Laos (officially the Lao People’s Democratic Republic)
Population: appr. 6,500,000
Biggest City: Vientiane (appr. 754,000)
Ever since Jessica’s last Traveling on Tuesday post, I’ve been thinking about doing my own ToT and have been trying to decide which country to choose. Well, as it so happens, Jessica and I have a good friend who recently was awarded a fellowship grant to go do research in Laos over the summer, and I thought I would use her hard work as inspiration! I previously had very little knowledge of Lao literature or even non-Lao literature pertaining to Laos*, so this was a good experience for me as well, even if the results are somewhat bare-bones.
Outhine Bounyavong (1942-2000, name sometimes romanized as ‘Uthin Bunny¯avong) continues to be one of the most well-known authors of Lao contemporary fiction; a collection of his stories about life in Laos has been translated into English as Mother’s Beloved. You can read some of his short stories here for free, thanks to the Center for Southeast Asian Studies at Northern Illinois University.
Douangdeuane Viravongs (b. 1947, name sometimes romanized as Duangdeuan Viravong), alias Dok Ket (sometimes romanized as Dok Ked), is a prominent female author of Lao contemporary fiction, and is Outhine Bounyavong’s widow. Unfortunately, none of her work appears to be available in English.
Further-unfortunately, while the literary scene in Laos appears to be thriving, especially as a political vehicle, very little native work has been translated into English. There are a small number of Laotian-American and Hmong-American writers such as Bryan Thao Worra and Kao Kalia Yang whose works are gaining recognition, and while their memoirs, poetry, and other published pieces are not quite what I’m looking for here, I’m hopeful that increased exposure of American-published works relating to Laos and other Southeast Asian countries will lead to greater translation and distribution of native literature from those countries.

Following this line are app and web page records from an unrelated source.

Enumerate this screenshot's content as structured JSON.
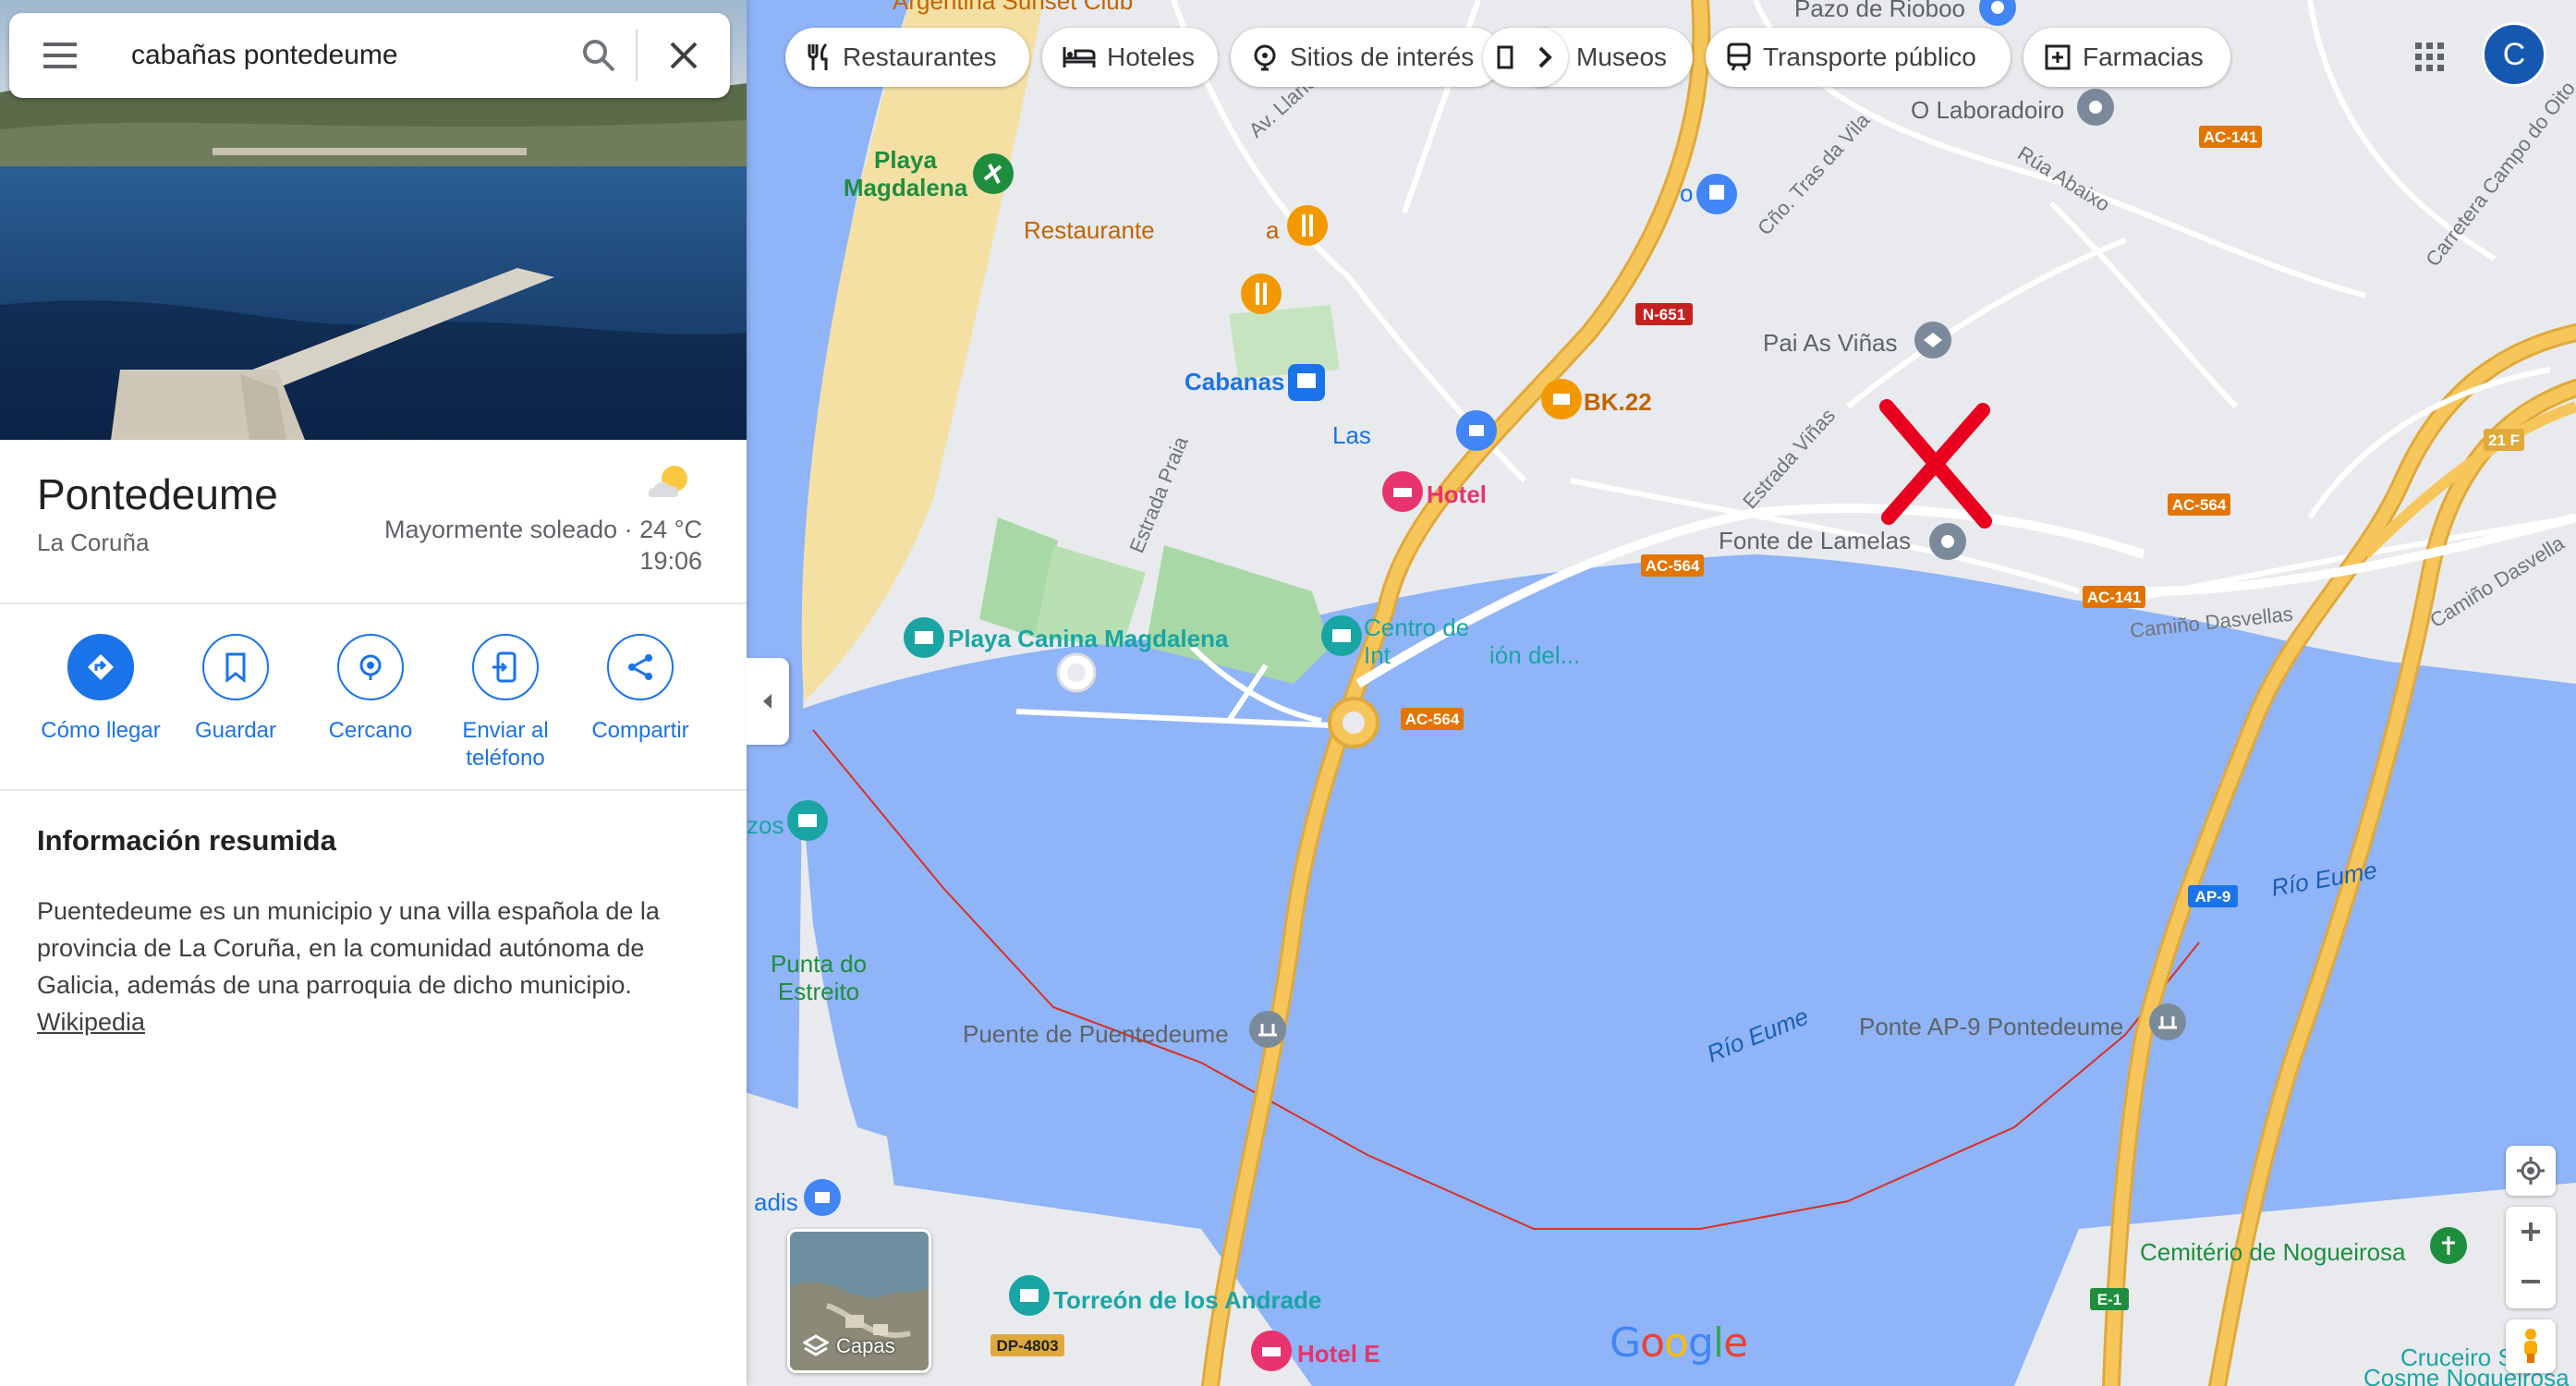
{
  "search": {
    "value": "cabañas pontedeume"
  },
  "place": {
    "title": "Pontedeume",
    "subtitle": "La Coruña",
    "weather_text": "Mayormente soleado · 24 °C",
    "weather_time": "19:06"
  },
  "actions": [
    {
      "label": "Cómo llegar",
      "icon": "directions-icon"
    },
    {
      "label": "Guardar",
      "icon": "bookmark-icon"
    },
    {
      "label": "Cercano",
      "icon": "nearby-icon"
    },
    {
      "label": "Enviar al teléfono",
      "icon": "send-to-phone-icon"
    },
    {
      "label": "Compartir",
      "icon": "share-icon"
    }
  ],
  "info": {
    "title": "Información resumida",
    "text": "Puentedeume  es un municipio y una villa española de la provincia de La Coruña, en la comunidad autónoma de Galicia, además de una parroquia de dicho municipio.",
    "link": "Wikipedia"
  },
  "chips": [
    {
      "label": "Restaurantes",
      "icon": "restaurant-icon"
    },
    {
      "label": "Hoteles",
      "icon": "hotel-icon"
    },
    {
      "label": "Sitios de interés",
      "icon": "attraction-icon"
    },
    {
      "label": "Museos",
      "icon": "museum-icon"
    },
    {
      "label": "Transporte público",
      "icon": "transit-icon"
    },
    {
      "label": "Farmacias",
      "icon": "pharmacy-icon"
    }
  ],
  "avatar_letter": "C",
  "layers_label": "Capas",
  "google_logo": "Google",
  "map_labels": {
    "playa_magdalena": [
      "Playa",
      "Magdalena"
    ],
    "restaurante": "Restaurante",
    "cabanas": "Cabanas",
    "las": "Las",
    "hotel": "Hotel",
    "bk22": "BK.22",
    "pai_as_vinas": "Pai As Viñas",
    "o_laboradoiro": "O Laboradoiro",
    "pazo_de_rioboo": "Pazo de Rioboo",
    "argentina_sunset": "Argentina Sunset Club",
    "fonte_de_lamelas": "Fonte de Lamelas",
    "playa_canina": "Playa Canina Magdalena",
    "centro_de": "Centro de",
    "int": "Int",
    "ion_del": "ión del...",
    "punta_do_estreito": [
      "Punta do",
      "Estreito"
    ],
    "puente_de_puentedeume": "Puente de Puentedeume",
    "ponte_ap9": "Ponte AP-9 Pontedeume",
    "rio_eume_1": "Río Eume",
    "rio_eume_2": "Río Eume",
    "cemiterio": "Cemitério de Nogueirosa",
    "torreon": "Torreón de los Andrade",
    "hotel_e": "Hotel E",
    "cruceiro": "Cruceiro S",
    "cosme": "Cosme Nogueirosa",
    "zos": "zos",
    "adis": "adis",
    "av_llano": "Av. Llano",
    "cno_tras_da_vila": "Cño. Tras da Vila",
    "rua_abaixo": "Rúa Abaixo",
    "carretera_campo": "Carretera Campo do Oito",
    "estrada_vinas": "Estrada Viñas",
    "estrada_praia": "Estrada Praia",
    "camino_dasvellas": "Camiño Dasvellas",
    "camino_dasvella_2": "Camiño Dasvella",
    "a": "a",
    "o": "o"
  },
  "road_shields": {
    "n651": "N-651",
    "ac141_a": "AC-141",
    "ac141_b": "AC-141",
    "ac564_a": "AC-564",
    "ac564_b": "AC-564",
    "ac564_c": "AC-564",
    "ap9": "AP-9",
    "f21": "21 F",
    "e1": "E-1",
    "dp4803": "DP-4803"
  },
  "colors": {
    "water": "#8fb4f7",
    "land": "#e8eaed",
    "road": "#f7c65a",
    "road_edge": "#e0a93a",
    "park": "#a8d8a6",
    "beach": "#f5e0a4",
    "accent": "#1a73e8",
    "marker_red": "#e8001e"
  }
}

Perhaps in the future–hopefully sooner rather than later–we will be able to read novels by Theap Vongpakay, Chanthy Deuansavanh, or Khamlieng Phonsena in English.

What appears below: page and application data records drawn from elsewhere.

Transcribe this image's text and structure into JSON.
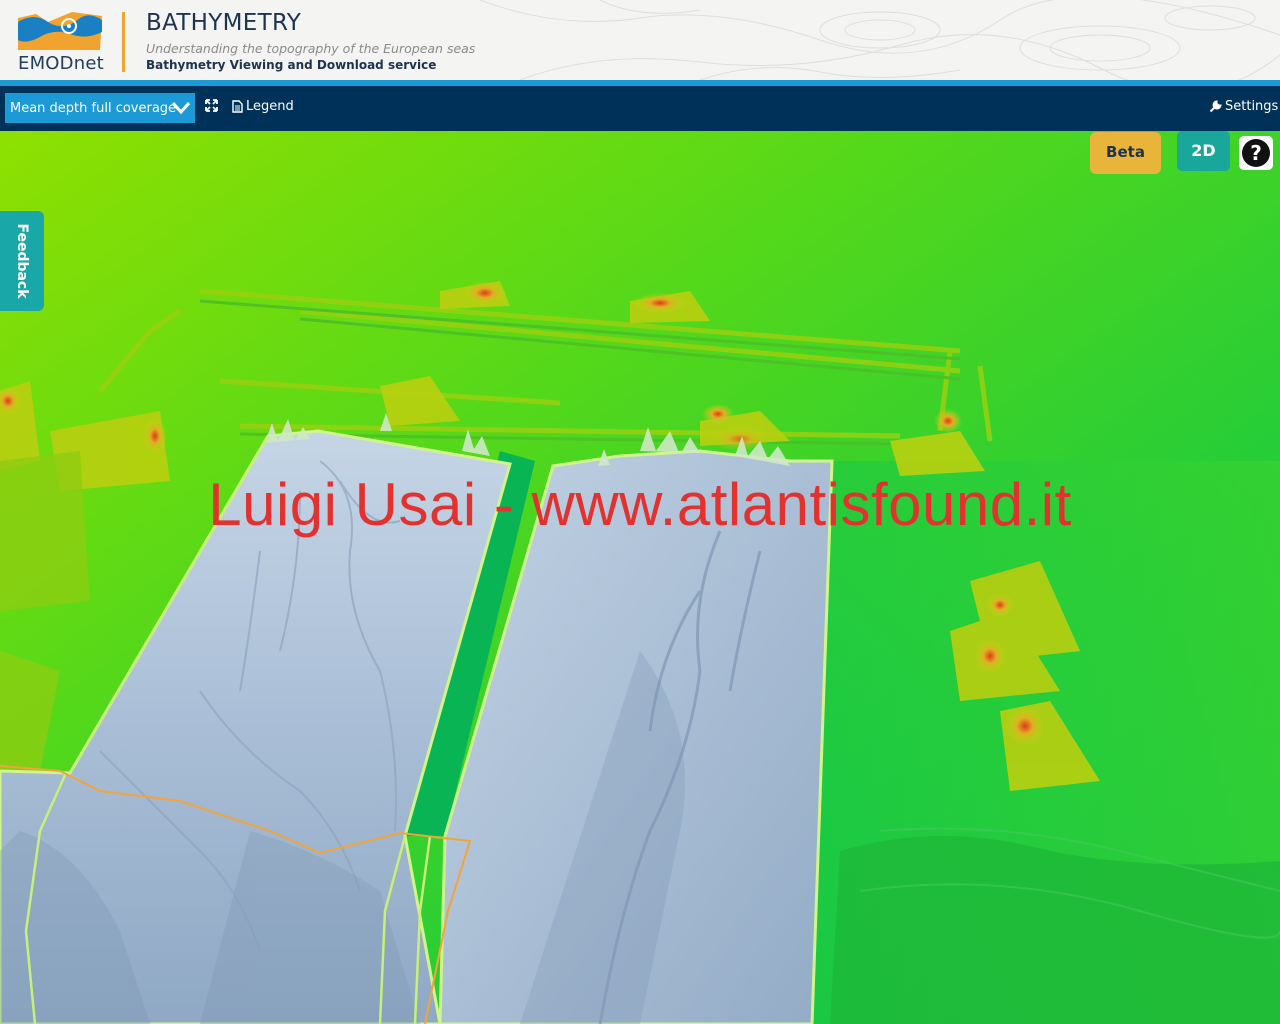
{
  "header": {
    "logo_text": "EMODnet",
    "title": "BATHYMETRY",
    "subtitle": "Understanding the topography of the European seas",
    "service": "Bathymetry Viewing and Download service"
  },
  "toolbar": {
    "layer_select_value": "Mean depth full coverage",
    "fullscreen_icon": "expand-icon",
    "legend_label": "Legend",
    "legend_icon": "document-icon",
    "settings_label": "Settings",
    "settings_icon": "wrench-icon"
  },
  "map": {
    "watermark": "Luigi Usai - www.atlantisfound.it",
    "beta_label": "Beta",
    "view_mode_label": "2D",
    "help_label": "?",
    "feedback_label": "Feedback"
  },
  "colors": {
    "toolbar_bg": "#003158",
    "accent_blue": "#1b9ad6",
    "beta_bg": "#e8b43a",
    "mode_bg": "#1aa79b",
    "feedback_bg": "#1aa7a7",
    "watermark": "#e1322f",
    "logo_orange": "#f0a32e"
  }
}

Currently, the lion’s share of writing on and relating to Laos continues to be nonfiction works written by non-native authors, folk tale collections translated and edited by non-native authors (sometimes with the help of Laotian or Laotian-American writers and translators), and the occasional cookbook.

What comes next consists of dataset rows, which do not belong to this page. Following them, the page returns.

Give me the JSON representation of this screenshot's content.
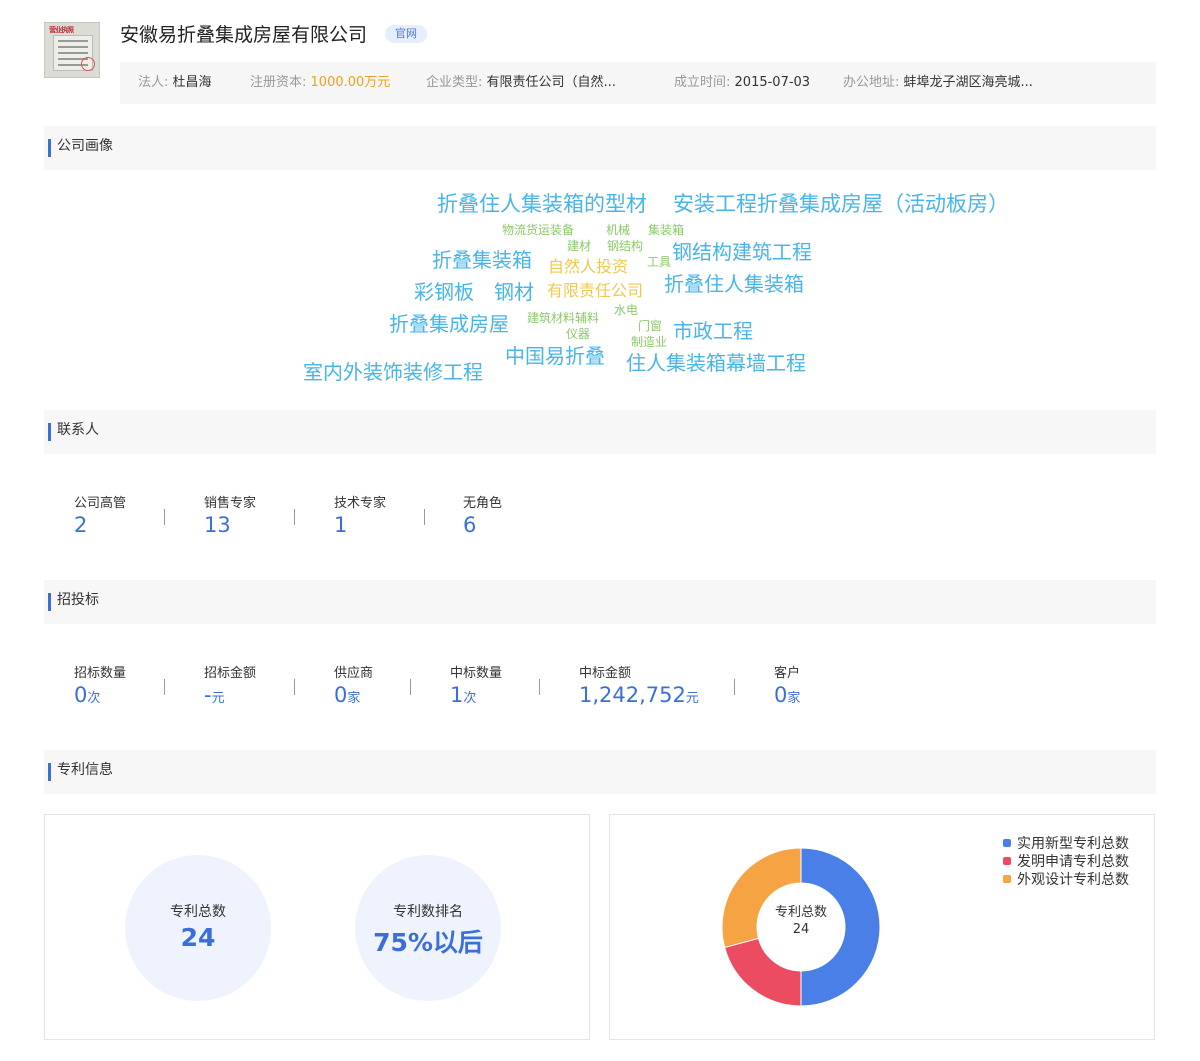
{
  "header": {
    "company_name": "安徽易折叠集成房屋有限公司",
    "official_badge": "官网",
    "logo_stamp_text": "营业执照",
    "info": {
      "legal_label": "法人:",
      "legal_value": "杜昌海",
      "capital_label": "注册资本:",
      "capital_value": "1000.00万元",
      "type_label": "企业类型:",
      "type_value": "有限责任公司（自然...",
      "founded_label": "成立时间:",
      "founded_value": "2015-07-03",
      "address_label": "办公地址:",
      "address_value": "蚌埠龙子湖区海亮城..."
    }
  },
  "sections": {
    "portrait": "公司画像",
    "contacts": "联系人",
    "bidding": "招投标",
    "patents": "专利信息"
  },
  "word_cloud": [
    "折叠住人集装箱的型材",
    "安装工程折叠集成房屋（活动板房）",
    "物流货运装备",
    "机械",
    "集装箱",
    "建材",
    "钢结构",
    "折叠集装箱",
    "钢结构建筑工程",
    "自然人投资",
    "工具",
    "折叠住人集装箱",
    "彩钢板",
    "钢材",
    "有限责任公司",
    "水电",
    "建筑材料辅料",
    "门窗",
    "折叠集成房屋",
    "仪器",
    "市政工程",
    "制造业",
    "中国易折叠",
    "住人集装箱幕墙工程",
    "室内外装饰装修工程"
  ],
  "contacts": [
    {
      "label": "公司高管",
      "value": "2"
    },
    {
      "label": "销售专家",
      "value": "13"
    },
    {
      "label": "技术专家",
      "value": "1"
    },
    {
      "label": "无角色",
      "value": "6"
    }
  ],
  "bidding": [
    {
      "label": "招标数量",
      "value": "0",
      "unit": "次"
    },
    {
      "label": "招标金额",
      "value": "-",
      "unit": "元"
    },
    {
      "label": "供应商",
      "value": "0",
      "unit": "家"
    },
    {
      "label": "中标数量",
      "value": "1",
      "unit": "次"
    },
    {
      "label": "中标金额",
      "value": "1,242,752",
      "unit": "元"
    },
    {
      "label": "客户",
      "value": "0",
      "unit": "家"
    }
  ],
  "patents": {
    "total_label": "专利总数",
    "total_value": "24",
    "rank_label": "专利数排名",
    "rank_value": "75%以后"
  },
  "chart_data": {
    "type": "pie",
    "center_label": "专利总数",
    "center_value": "24",
    "categories": [
      "实用新型专利总数",
      "发明申请专利总数",
      "外观设计专利总数"
    ],
    "values": [
      12,
      5,
      7
    ],
    "colors": [
      "#4a7fe8",
      "#ec4c62",
      "#f6a443"
    ],
    "legend": "top-right"
  }
}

For more information, please see this helpful Introduction to Lao Literature, or this overview of Lao Literature since 1975. Any errors present in the small amount of information here are my own doing.
If you have any suggestions or requests for future entries in Traveling on Tuesday, please speak up in the comments!
*Other than the excellent book The Spirit Catches You and You Fall Down, which details the experiences of a Hmong family living in America with an epileptic child, and which includes a partial history of the Hmong people in Laos and American clandestine involvement in the Laotian Civil War. It departs from the intended area here, as it was written by a white American author and is nonfiction, but it is, I think, a very well-written work that looks at Hmong cultural and spiritual practices from a balanced point of view and which neither patronizes nor romanticizes the non-American side of the story.